# PRNG with onto state update function

Consider a (hypothetical) PRNG where the state update function is onto, but it is easy to find the set of preimages (so not one-way). That is, if an attacker is given the internal state of the system, say state $$s_n, s_{n+1}, ..., s_{n+m}$$, the "true" previous state $$s_{n-1}$$ obtained by the user could be any one of multiple states in an infinite set $$S$$. So the attacker knows $$s_{n-1} \in S$$, but assume $$|S|$$ is large or infinite, so the attacker must guess the "true" $$s_{n-1}$$ state. Does such a PRNG exist?
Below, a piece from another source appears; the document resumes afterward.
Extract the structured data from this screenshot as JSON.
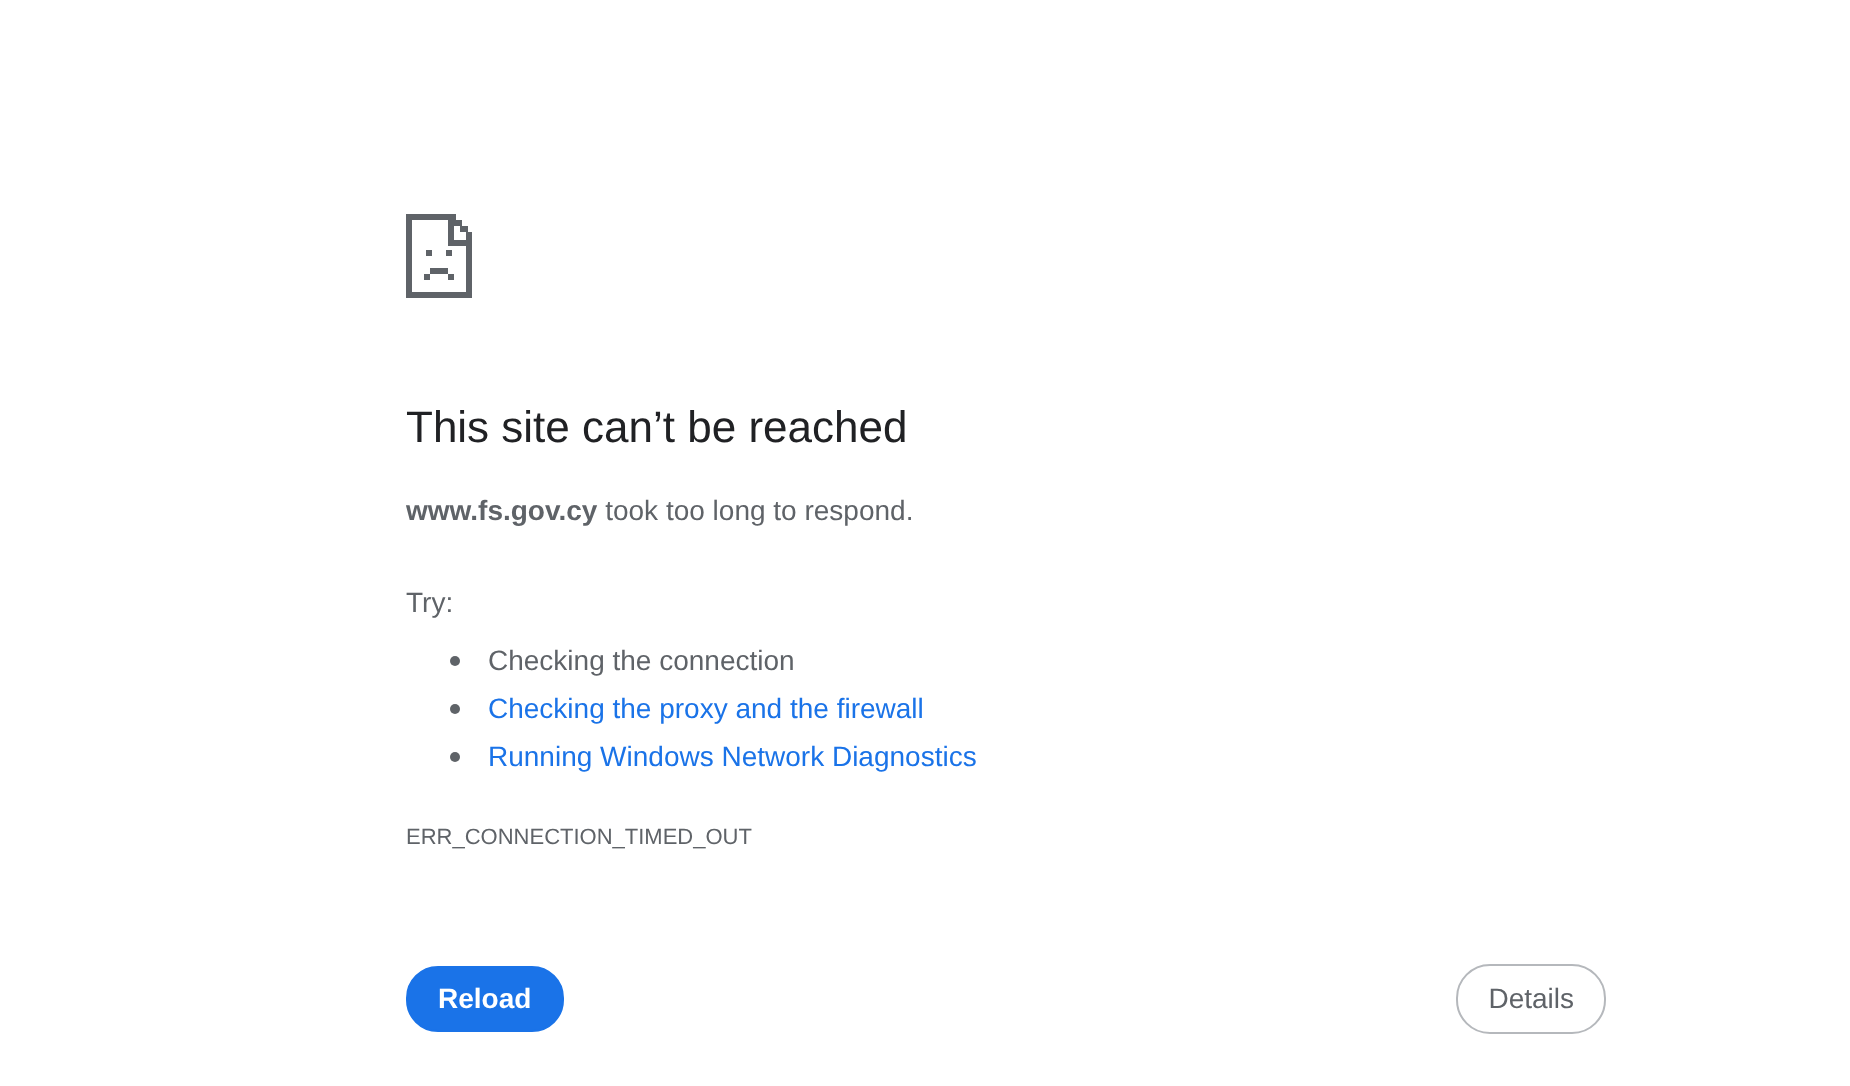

And, would one be able to call such a PRNG "backtracking resistant"?

Something I am unsure of is whether such a PRNG would by default be cryptographically secure: because the state update function is onto, the "true" previous state could have been, with equal probability, any one of the states in $$S$$, so the previous state would almost be trivially unpredictable, implying such a PRNG would be cryptographically secure. Where does my logic go wrong here?

## 1 Answer

The state of a stateful algorithm is its “memory”. One round of the algorithm can be modeled as a function from $$S \times I$$ to $$S \times O$$ where $$I$$ is the input to one round and $$O$$ is the output from one round. For a PRNG, $$I$$ would either be a singleton (i.e. no input, just a request to generate more output), or a small amount of information such as the requested output size, or some additional entropy to inject. $$O$$ is the chunk of pseudorandom output.

The size of the state before and after the round is the same. So for a given input, the state update function is onto (surjective) if and only if it is one-to-one (injective).

If you have a state update function that is onto but not one-to-one, it means you're working in a different model where the size of the state decreases at each round. Your PRNG would have a limited lifetime since the size would eventually shrink to near-zero (near-zero being any size where the adversary can realistically enumerate the possible states). That would limit its usefulness.

In such a case, just because the knowledge of the current state alone doesn't allow the attacker to be certain what the previous state was doesn't particularly confer any security. Security is not plausible deniability. To make a system secure, it isn't enough to make it so that the adversary cannot prove beyond a doubt that they've broken it! You actually need to make it effectively impossible to break. It is very common that the adversary has some partial information and not just the one piece of knowledge that you're focusing on. For example, suppose that in the previous round, the PRNG was used to generate 32 bytes of data, out of which 16 bytes were used as a key and 16 bytes were used as an IV, and the adversary has been able to see the encrypted message and now wants to decrypt it. The adversary knows the IV, i.e. they know half of the output of the PRNG, and they're looking for the other half which is the key. In order for the PRNG to have backtracking resistance, you need to ensure that the knowledge of the current PRNG state plus the knowledge of the IV is not enough to reconstruct the previous PRNG state. Maybe the knowledge of the current PRNG state alone is not enough, but that is not at all helpful in the actual scenario where the adversary also knows half of the output.

There are real-world PRNG where it's trivial to inverse the state update function, i.e. to find the previous state if you know the current state (and possibly the corresponding output). But by definition, they are not backtracking resistant.

• "where the size of the state decreases at each round", this need not be true: if $x, y$ are real values, then $\sin(x)=y$ is onto but the size of $y$ is the size of $x$. So if I understand correctly, if the state update function was $\sin$, then it would not be backtracking resistant because the set $S=\sin^{-1}(y)$ is trivial to compute, even though $|S| = \infty$? – GEG Apr 15 '20 at 15:47
• @GEG Computer state is discrete. $\sin$ is a function on real numbers. A digital computer does not compute $\sin$. It can either compute a symbolic representation or an approximation, neither of which are useful here. Even so the size of the input and output from $\sin$ are the same: both have the cardinal of $\mathbb{R}$. – Gilles 'SO- stop being evil' Apr 15 '20 at 15:51
• Got it, so if we have an onto function where the preimages are easy to compute, it would not be backtracking resistant because the set of preimages are easy to compute, and in a CSPRNG such preimages must be difficult to compute? – GEG Apr 15 '20 at 15:59
• @GEG In a CSPRNG, it must be infeasible (i.e. difficult to the point that it's practically impossible) to calculate (or more generally get meaningful information about) the state from the outputs. It doesn't necessarily have to be infeasible to calculate previous states from the current state: that's no in the definition of a CSPRNG. A good CSPRNG should be backtracking resistant, and that means that it's infeasible to calculate previous states from the current state. – Gilles 'SO- stop being evil' Apr 15 '20 at 16:38